The procedure for this type of check consists of the following steps:
- Identify all thin-oxide transistors. (In this example, recognize all of the *_thinOx devices),
- For each device: identify the power supply to which it is connected,
- Flag as an error any device that is connected to a power supply other than Vdd.
This operation is a topological check that can operate hierarchically, and is therefore very fast on either schematic or post-layout data, and completely accurate. It does not require designers to do anything differently in their design flow, so it does not disrupt either workflows or schedules.Improved Flow with Voltage Propagation

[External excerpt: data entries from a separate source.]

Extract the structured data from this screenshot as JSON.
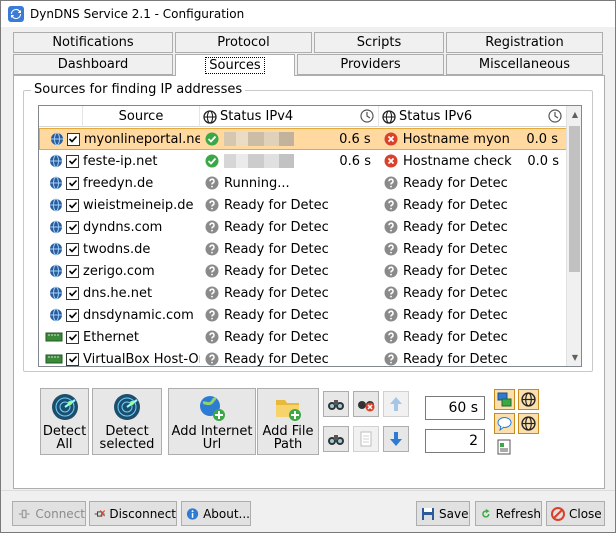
{
  "window": {
    "title": "DynDNS Service 2.1 - Configuration"
  },
  "tabs_top": [
    "Notifications",
    "Protocol",
    "Scripts",
    "Registration"
  ],
  "tabs_bottom": [
    "Dashboard",
    "Sources",
    "Providers",
    "Miscellaneous"
  ],
  "selected_tab": "Sources",
  "group": {
    "label": "Sources for finding IP addresses"
  },
  "grid": {
    "headers": {
      "source": "Source",
      "ipv4": "Status IPv4",
      "ipv6": "Status IPv6"
    },
    "rows": [
      {
        "type": "web",
        "checked": true,
        "source": "myonlineportal.net",
        "ipv4_status": "ok",
        "ipv4": "",
        "ipv4_time": "0.6 s",
        "ipv6_status": "err",
        "ipv6": "Hostname myon",
        "ipv6_time": "0.0 s",
        "selected": true
      },
      {
        "type": "web",
        "checked": true,
        "source": "feste-ip.net",
        "ipv4_status": "ok",
        "ipv4": "",
        "ipv4_time": "0.6 s",
        "ipv6_status": "err",
        "ipv6": "Hostname check",
        "ipv6_time": "0.0 s",
        "selected": false
      },
      {
        "type": "web",
        "checked": true,
        "source": "freedyn.de",
        "ipv4_status": "wait",
        "ipv4": "Running...",
        "ipv4_time": "",
        "ipv6_status": "wait",
        "ipv6": "Ready for Detec",
        "ipv6_time": "",
        "selected": false
      },
      {
        "type": "web",
        "checked": true,
        "source": "wieistmeineip.de",
        "ipv4_status": "wait",
        "ipv4": "Ready for Detec",
        "ipv4_time": "",
        "ipv6_status": "wait",
        "ipv6": "Ready for Detec",
        "ipv6_time": "",
        "selected": false
      },
      {
        "type": "web",
        "checked": true,
        "source": "dyndns.com",
        "ipv4_status": "wait",
        "ipv4": "Ready for Detec",
        "ipv4_time": "",
        "ipv6_status": "wait",
        "ipv6": "Ready for Detec",
        "ipv6_time": "",
        "selected": false
      },
      {
        "type": "web",
        "checked": true,
        "source": "twodns.de",
        "ipv4_status": "wait",
        "ipv4": "Ready for Detec",
        "ipv4_time": "",
        "ipv6_status": "wait",
        "ipv6": "Ready for Detec",
        "ipv6_time": "",
        "selected": false
      },
      {
        "type": "web",
        "checked": true,
        "source": "zerigo.com",
        "ipv4_status": "wait",
        "ipv4": "Ready for Detec",
        "ipv4_time": "",
        "ipv6_status": "wait",
        "ipv6": "Ready for Detec",
        "ipv6_time": "",
        "selected": false
      },
      {
        "type": "web",
        "checked": true,
        "source": "dns.he.net",
        "ipv4_status": "wait",
        "ipv4": "Ready for Detec",
        "ipv4_time": "",
        "ipv6_status": "wait",
        "ipv6": "Ready for Detec",
        "ipv6_time": "",
        "selected": false
      },
      {
        "type": "web",
        "checked": true,
        "source": "dnsdynamic.com",
        "ipv4_status": "wait",
        "ipv4": "Ready for Detec",
        "ipv4_time": "",
        "ipv6_status": "wait",
        "ipv6": "Ready for Detec",
        "ipv6_time": "",
        "selected": false
      },
      {
        "type": "nic",
        "checked": true,
        "source": "Ethernet",
        "ipv4_status": "wait",
        "ipv4": "Ready for Detec",
        "ipv4_time": "",
        "ipv6_status": "wait",
        "ipv6": "Ready for Detec",
        "ipv6_time": "",
        "selected": false
      },
      {
        "type": "nic",
        "checked": true,
        "source": "VirtualBox Host-Only",
        "ipv4_status": "wait",
        "ipv4": "Ready for Detec",
        "ipv4_time": "",
        "ipv6_status": "wait",
        "ipv6": "Ready for Detec",
        "ipv6_time": "",
        "selected": false
      }
    ]
  },
  "actions": {
    "detect_all": "Detect\nAll",
    "detect_selected": "Detect\nselected",
    "add_internet_url": "Add Internet\nUrl",
    "add_file_path": "Add File\nPath"
  },
  "timeout": {
    "value": "60 s"
  },
  "retries": {
    "value": "2"
  },
  "bottom": {
    "connect": "Connect",
    "disconnect": "Disconnect",
    "about": "About...",
    "save": "Save",
    "refresh": "Refresh",
    "close": "Close"
  },
  "colors": {
    "selected_row": "#ffd9a0",
    "ok": "#3aa845",
    "err": "#d9412b",
    "wait": "#8a8a8a"
  }
}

The typical reaction to the previous example is that this check is quite powerful, but limited to devices that are connected explicitly to supply voltages, hence it only addresses a subset of devices that are vulnerable to electrical failure. To achieve completeness, the designer is faced with a dilemma: make voltage assignments manually, or interface to a circuit simulator for accurate characterization. You will recognize that these are the same choices that we faced at the start of this problem.
To address this limitation, more advanced circuit reliability tools include their own voltage propagation capability, so they can deliver a complete, automated solution. Given the input voltages and user-defined rules as to how voltages should change at different points in the device, Calibre PERC can quickly make voltage assignments to every net/pin in the design (Figure 2). The designer can then utilize the check mentioned above for all devices, and achieve the accuracy and completeness necessary to ensure a robust design.
Figure 2: Calibre PERC can assign voltages to every node in the design to ensure complete checking, even for nodes not directly connected to supply rails.Conclusion
For several decades, IC designers have benefitted from comprehensive methodologies to determine whether a circuit can be manufactured in modern processes. These methodologies revolve around designs being “DRC-clean,” which ensures that they are robust from a manufacturing perspective. Verification methods for electrical reliability have lagged behind—detecting the common sources of electrical failures was a bit of a black art, relying on internal methods, scripting, manual checking, and individual expertise. New commercial reliability tools such as Calibre PERC can now deliver fast, comprehensive and accurate verification that catches and corrects real circuit errors before the design goes to manufacturing.References
 “Improving Analog/Mixed Signal Circuit Reliability at Advanced Nodes,” TSMC Open Innovation Platform Ecosystem Forum, 2011. http://www.tsmc.com/english/24papers-21-Mentor.htm Author:
Carey Robertson is a Director of Product Marketing at Mentor Graphics Corp., overseeing the marketing activities for Calibre PERC, LVS and extraction products. He has been with Mentor Graphics for 14 years in various product and technical marketing roles. Prior to Mentor Graphics, Carey was a design engineer at Digital Equipment Corp., working on microprocessor design. Carey holds a BS from Stanford University and an MS from UC Berkeley. He may be contacted at email@example.com.
If you found this article to be of interest, visit EDA Designline
where you will find the latest and greatest design, technology, product, and news articles with regard to all aspects of Electronic Design Automation (EDA).
Also, you can obtain a highlights update delivered directly to your inbox by signing up for the EDA Designline weekly newsletter – just Click Here
to request this newsletter using the Manage Newsletters tab (if you aren't already a member you'll be asked to register, but it's free and painless so don't let that stop you [grin]).